Another important factor is religious freedom. Again we believe it imporetnt for the same two basic reasons we think political democracy is important. First it is a matter of basic social justice. Second those countries where individuals are allowed to worship or not worship as they choose are generally the most successful, prosperous countries and those which deny freedom of religion tend to be be the poorest leadt successful countries. (Again the oil countries excepted.)
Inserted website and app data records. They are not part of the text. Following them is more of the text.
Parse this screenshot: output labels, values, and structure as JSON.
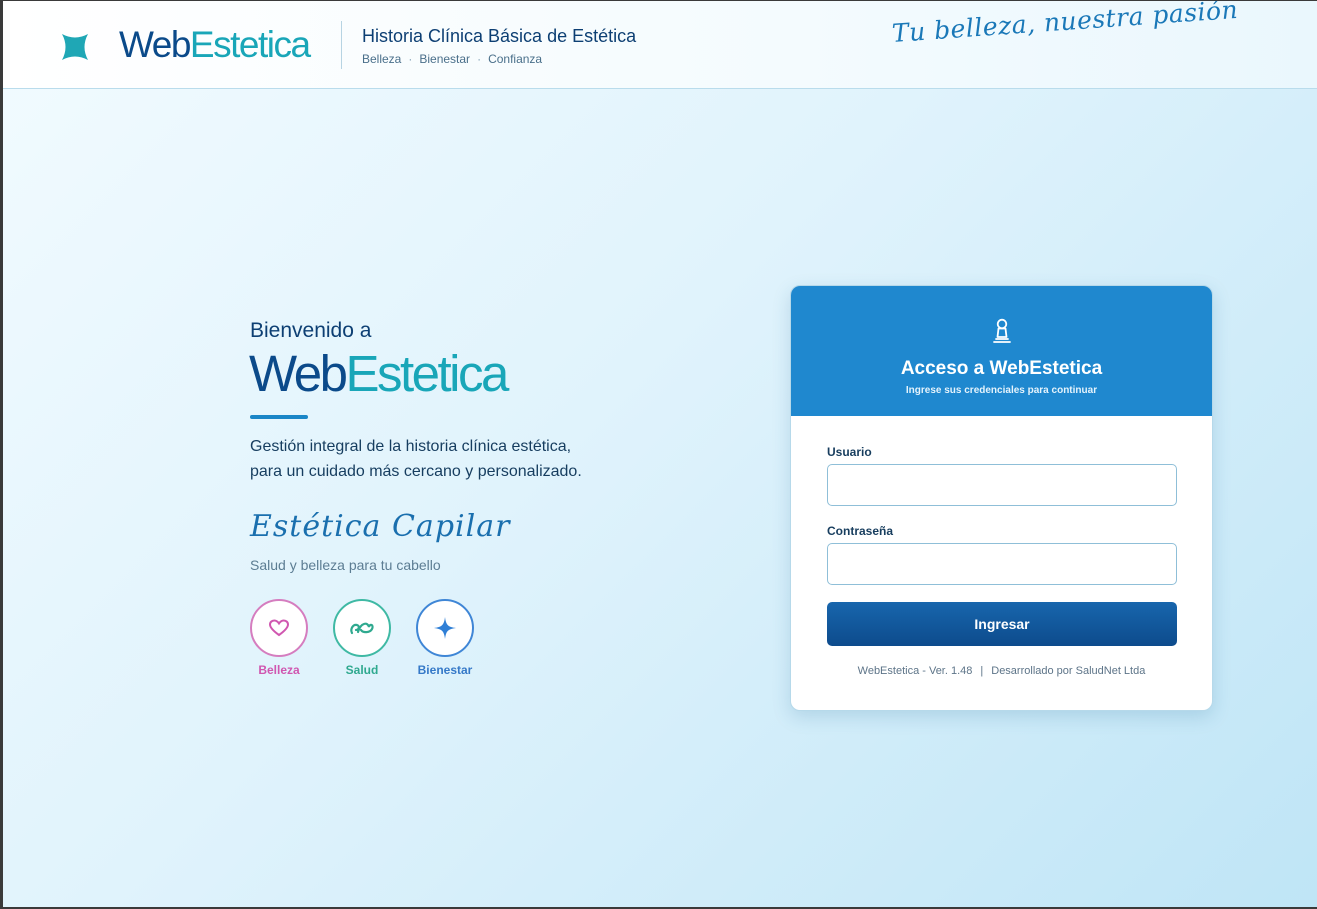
{
  "header": {
    "brand_web": "Web",
    "brand_estetica": "Estetica",
    "title": "Historia Clínica Básica de Estética",
    "subtitle_items": [
      "Belleza",
      "Bienestar",
      "Confianza"
    ],
    "subtitle_separator": "·",
    "tagline": "Tu belleza, nuestra pasión"
  },
  "welcome": {
    "greeting": "Bienvenido a",
    "brand_web": "Web",
    "brand_estetica": "Estetica",
    "description_line1": "Gestión integral de la historia clínica estética,",
    "description_line2": "para un cuidado más cercano y personalizado.",
    "capilar_title": "Estética Capilar",
    "capilar_subtitle": "Salud y belleza para tu cabello",
    "features": [
      {
        "label": "Belleza",
        "icon": "heart-icon",
        "color": "#d057b0"
      },
      {
        "label": "Salud",
        "icon": "hair-curl-icon",
        "color": "#2fa98f"
      },
      {
        "label": "Bienestar",
        "icon": "sparkle-icon",
        "color": "#3579c8"
      }
    ]
  },
  "login": {
    "title": "Acceso a WebEstetica",
    "subtitle": "Ingrese sus credenciales para continuar",
    "username_label": "Usuario",
    "username_value": "",
    "password_label": "Contraseña",
    "password_value": "",
    "submit_label": "Ingresar",
    "version": "WebEstetica - Ver. 1.48",
    "footer_separator": "|",
    "developer": "Desarrollado por SaludNet Ltda"
  },
  "colors": {
    "primary": "#1f88cf",
    "brand_dark": "#0b4a8a",
    "brand_teal": "#19a6b8",
    "button": "#0d4b8c"
  }
}
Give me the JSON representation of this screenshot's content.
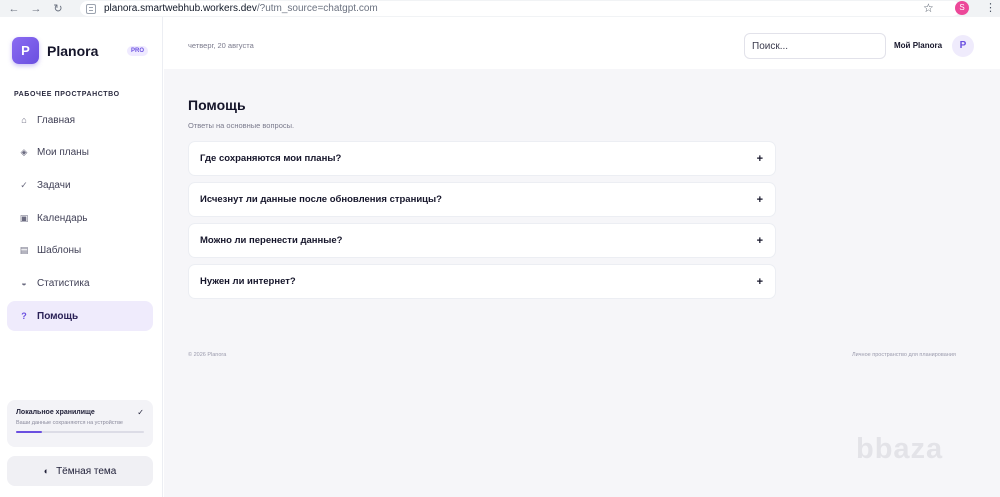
{
  "browser": {
    "back_icon": "arrow-left-icon",
    "url_host": "planora.smartwebhub.workers.dev",
    "url_path": "/?utm_source=chatgpt.com",
    "profile_initial": "S"
  },
  "sidebar": {
    "brand_initial": "P",
    "brand_name": "Planora",
    "brand_badge": "PRO",
    "section_title": "РАБОЧЕЕ ПРОСТРАНСТВО",
    "items": [
      {
        "label": "Главная",
        "icon": "home-icon",
        "glyph": "⌂",
        "active": false
      },
      {
        "label": "Мои планы",
        "icon": "diamond-icon",
        "glyph": "◈",
        "active": false
      },
      {
        "label": "Задачи",
        "icon": "check-icon",
        "glyph": "✓",
        "active": false
      },
      {
        "label": "Календарь",
        "icon": "calendar-icon",
        "glyph": "▣",
        "active": false
      },
      {
        "label": "Шаблоны",
        "icon": "template-icon",
        "glyph": "▤",
        "active": false
      },
      {
        "label": "Статистика",
        "icon": "chart-icon",
        "glyph": "◒",
        "active": false
      },
      {
        "label": "Помощь",
        "icon": "help-icon",
        "glyph": "?",
        "active": true
      }
    ],
    "storage": {
      "title": "Локальное хранилище",
      "subtitle": "Ваши данные сохраняются на устройстве",
      "progress": 0.2
    },
    "theme_button_label": "Тёмная тема"
  },
  "header": {
    "date": "четверг, 20 августа",
    "search_placeholder": "Поиск...",
    "user_name": "Мой Planora",
    "avatar_initial": "P"
  },
  "main": {
    "title": "Помощь",
    "subtitle": "Ответы на основные вопросы.",
    "faq": [
      {
        "question": "Где сохраняются мои планы?"
      },
      {
        "question": "Исчезнут ли данные после обновления страницы?"
      },
      {
        "question": "Можно ли перенести данные?"
      },
      {
        "question": "Нужен ли интернет?"
      }
    ],
    "expand_glyph": "+"
  },
  "footer": {
    "left": "© 2026 Planora",
    "right": "Личное пространство для планирования"
  },
  "watermark": "bbaza"
}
Any society's success can not only be measured in terms of political affluence. A factor that has to e figured into the equation is artistic achievement. The creation of great works of art are one of the finest accomplishments of the human mind. Here we are talking about archetecture, drama, literature, painting, music. sculpture. Of course assessing art is a very subjective ercise, but there is general agreement on some of the great mastrs and periods of artistic creativity. And there are even some statistical indicators such as Nobel prizes.
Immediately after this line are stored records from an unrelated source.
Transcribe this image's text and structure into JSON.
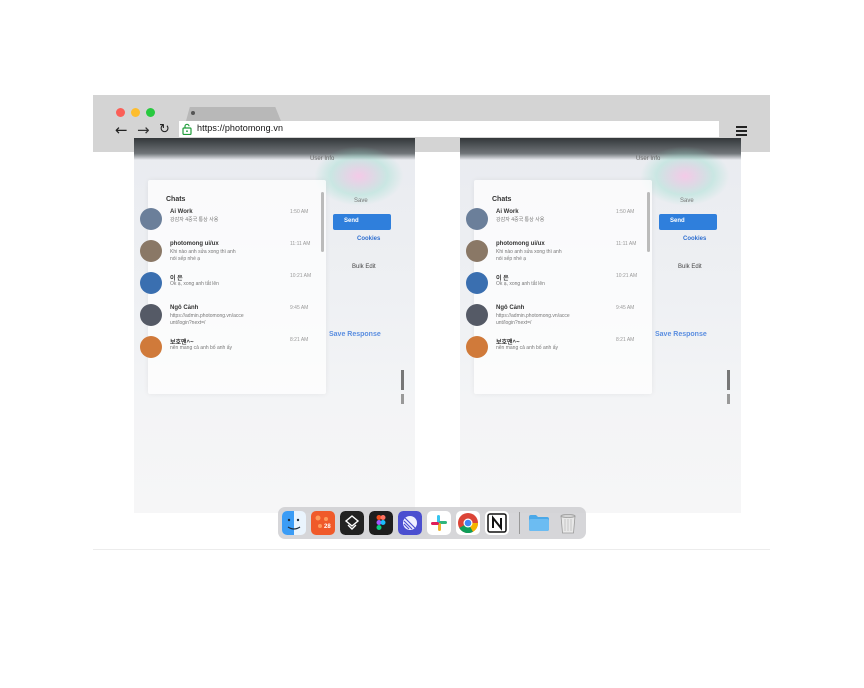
{
  "browser": {
    "url": "https://photomong.vn",
    "nav": {
      "back": "←",
      "forward": "→",
      "reload": "↻"
    }
  },
  "screenshot": {
    "header_title": "User Info",
    "chats_label": "Chats",
    "send_label": "Send",
    "save_label": "Save",
    "cookies_label": "Cookies",
    "bulk_edit_label": "Bulk Edit",
    "save_response_label": "Save Response",
    "conversations": [
      {
        "name": "Ai Work",
        "preview": "강감자 4중국 통상 사용",
        "time": "1:50 AM",
        "color": "#6b7f9a"
      },
      {
        "name": "photomong ui/ux",
        "preview": "Khi nào anh sửa xong thì anh\nnói sếp nhé ạ",
        "time": "11:11 AM",
        "color": "#8a7866"
      },
      {
        "name": "이 은",
        "preview": "Ok ạ, xong anh tắt lên",
        "time": "10:21 AM",
        "color": "#3a6fb0"
      },
      {
        "name": "Ngô Cảnh",
        "preview": "https://admin.photomong.vn/acce\nunt/login?next=/",
        "time": "9:45 AM",
        "color": "#555a66"
      },
      {
        "name": "보호맨^~",
        "preview": "nên mang cả anh bố anh ấy",
        "time": "8:21 AM",
        "color": "#d07a3a"
      }
    ]
  },
  "dock": {
    "apps": [
      {
        "name": "finder-icon",
        "color": "#3b9cf5"
      },
      {
        "name": "calendar-icon",
        "color": "#f05a2a"
      },
      {
        "name": "sketch-icon",
        "color": "#2b2b2b"
      },
      {
        "name": "figma-icon",
        "color": "#1e1e1e"
      },
      {
        "name": "linear-icon",
        "color": "#4b4fd0"
      },
      {
        "name": "slack-icon",
        "color": "#ffffff"
      },
      {
        "name": "chrome-icon",
        "color": "#ffffff"
      },
      {
        "name": "notion-icon",
        "color": "#ffffff"
      },
      {
        "name": "folder-icon",
        "color": "#4aa8e8"
      },
      {
        "name": "trash-icon",
        "color": "#e8e8e8"
      }
    ],
    "calendar_day": "28"
  },
  "colors": {
    "titlebar": "#d4d4d4",
    "traffic_red": "#fb5f57",
    "traffic_yellow": "#fdbd2e",
    "traffic_green": "#28c93f",
    "send_button": "#2f7fdc"
  }
}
One intresting observation is that there appears to be a disconnect between a country's self image and the objective factors of state discuss we have listed. In fact many countries which have a strong sense of cultural superority are among the poorer countries in the world. Some of the most notable such countries are found on the Subcotinent (India, Pakistan, and Bangladesh), including both Hindus and Muslims. Also very high on the feeling of cultural superiority are other Muslim countries outside the Subcontinent. For the most part, Muslim countries unless gifted with oil resources are poor. The exception is some of the more moderate Muslim countries (Indonesia, Malaysia, and Turkey) which are achieving a degree of economic success. Interestingly, the greater the feeling of cultural superiority, often the greater the feeling that their country needs to be protected. This has led in the case of many Muslim countries the passage of blasfemy laws meaning that people who question traditional values (often religious values) can be arrested and given lengthy prison terms or even executed. Perhaps even more important are extra-judicial violence. This of course discourages what these countries need the most-introsoection an reassessment of traditional values. An interesting corelary of this feeling of culturaly superiority and low rankings on objective factors of success is that many of the most successful countries do not have strong feelings of cultural superiority. THis is an especially notable phenomenon in Western Europe, especially Sweden but many other Western countries as well (Britain, France, and Germany). It is not entirely clear why these successful outries do not have a feeling of cultural superority. We suspect that the left-wing concept of cultural relativity prompted in schools is a factor. But as a result these countries are also not reflecting on what made them successful (largely free market capitalism and the rule of law including protection of property rights) leading to the growth of socialist policies that are undermining the Euro Zone today in country after country.
Navigate the Boys' Historical Clothing Web Site:
[Return to the Main economics page]
[Return to the Main Communism page]
[Return to the Failure of Arab society page]
[Return to the Main Islam and the modern world page]
[Introduction] [Activities] [Biographies] [Chronology] [Clothing styles] [Countries]
[Bibliographies] [Contributions] [FAQs] [Glossaries] [Images] [Links] [Registration] [Tools]
[Boys' Clothing Home]